Mendez and Torres, in their roles as lascivious cigar smokers, can get away with playing suave Latin stereotypes. The women, meanwhile, struggle to become complex protagonists. “A great mind and a very beautiful package,” the diplomat says of Consuelo. Late in Act I, she announces that thousands of Cubans are seeking asylum in the Peruvian embassy, creating a political crisis for Castro, which he ultimately solves by releasing the asylum seekers, along with prisoners and people institutionalized for mental health issues, via the Port of Mariel. 

How tempted was Castro to resolve the Peruvian embassy debacle diplomatically? Probably not very, speculates Paarlberg.

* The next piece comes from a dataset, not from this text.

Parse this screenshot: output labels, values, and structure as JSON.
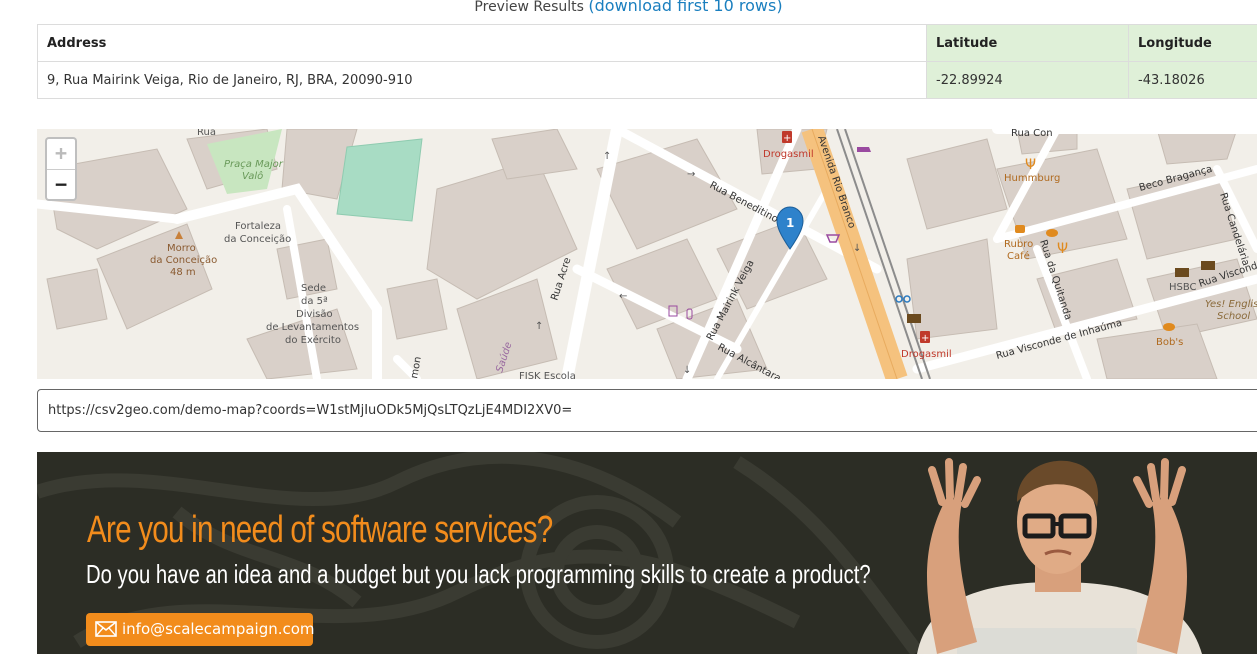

“Very few people know what Castro was like as a person, because he was so careful about his image and so private about his personal life,” Paarlberg says. The source for most gossipy details about the dictator—including fishing trips with Márquez—comes from his bodyguard’s memoir, which was not published until 2014. 

“I question a little bit the decision to make him seem capricious, a little out of control, and even silly,” Paarlberg says. “The way history books make it seem, he was in control [of the Mariel boatlift] the whole time. He saw it as an opportunity and he took it, and he ended up coming out on top of the U.S. He said, ‘I flushed Cuba’s toilets on the United States.’ That wasn’t true—many Marielitos were from lower socioeconomic backgrounds than earlier exiles, but they certainly weren’t all criminals. It was a propaganda coup, and many U.S. media outlets bought it.” 

In the play, Machado presents Castro’s decision to release prisoners along with the asylum seekers as rash and tragic, one that close allies discouraged him from making. For the record, Paarlberg enjoyed Celia and Fidel more than I did, wisely pointing out that if the playwright was going to “rewrite history,” he was smart to focus on the Mariel Boatlift rather than less obscure events like the Cuban missile crisis or Bay of Pigs invasion.

Still, I’d say as a theater critic, if a playwright is going to take so much license with historical accounts—there is a ghost running around onstage in espadrilles and smoking cigars with a fictional diplomat, FFS—then the end result should have been a play that was more entertaining, cohesive, and ultimately more compelling than the Wikipedia entry about the real thing.  

Celia and Fidel runs through Nov. 21 at Arena Stage, 1101 6th. St. SW. arenastage.org. $76–$105.